RECORDS FOR THE TASK:
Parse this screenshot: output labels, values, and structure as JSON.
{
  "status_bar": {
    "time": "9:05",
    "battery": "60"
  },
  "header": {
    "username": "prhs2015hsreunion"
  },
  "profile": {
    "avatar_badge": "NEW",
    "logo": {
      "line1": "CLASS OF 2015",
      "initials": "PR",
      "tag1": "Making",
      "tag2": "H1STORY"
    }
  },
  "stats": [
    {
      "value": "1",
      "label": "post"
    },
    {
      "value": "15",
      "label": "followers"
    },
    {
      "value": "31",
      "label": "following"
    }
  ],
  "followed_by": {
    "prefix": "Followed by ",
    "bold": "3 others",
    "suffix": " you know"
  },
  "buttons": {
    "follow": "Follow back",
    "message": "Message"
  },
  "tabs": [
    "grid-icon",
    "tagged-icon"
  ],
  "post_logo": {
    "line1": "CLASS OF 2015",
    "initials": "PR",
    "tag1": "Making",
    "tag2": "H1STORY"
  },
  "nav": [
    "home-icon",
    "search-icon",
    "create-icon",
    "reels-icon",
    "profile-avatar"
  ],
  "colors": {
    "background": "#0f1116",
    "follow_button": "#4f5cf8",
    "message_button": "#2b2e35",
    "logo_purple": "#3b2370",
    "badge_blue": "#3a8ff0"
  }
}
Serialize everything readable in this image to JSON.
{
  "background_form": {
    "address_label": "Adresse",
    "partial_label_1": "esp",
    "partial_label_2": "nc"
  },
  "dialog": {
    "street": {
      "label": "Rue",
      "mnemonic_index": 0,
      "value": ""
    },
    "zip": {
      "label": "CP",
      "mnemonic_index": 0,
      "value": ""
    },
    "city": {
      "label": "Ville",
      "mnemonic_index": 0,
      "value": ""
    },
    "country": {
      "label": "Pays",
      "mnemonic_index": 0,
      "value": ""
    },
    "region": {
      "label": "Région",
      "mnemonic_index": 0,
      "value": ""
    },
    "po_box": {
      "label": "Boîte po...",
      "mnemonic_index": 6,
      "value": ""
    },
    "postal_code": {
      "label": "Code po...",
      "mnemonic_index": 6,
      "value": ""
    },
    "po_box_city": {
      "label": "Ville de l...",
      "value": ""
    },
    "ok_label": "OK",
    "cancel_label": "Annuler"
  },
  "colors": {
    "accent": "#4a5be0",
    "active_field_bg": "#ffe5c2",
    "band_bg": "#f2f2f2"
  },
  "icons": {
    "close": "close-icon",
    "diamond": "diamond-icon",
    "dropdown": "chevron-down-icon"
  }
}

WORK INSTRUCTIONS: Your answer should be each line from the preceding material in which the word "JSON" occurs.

ANSWER AREA:
Parse this screenshot: output labels, values, and structure as JSON.
Serialize everything readable in this image to JSON.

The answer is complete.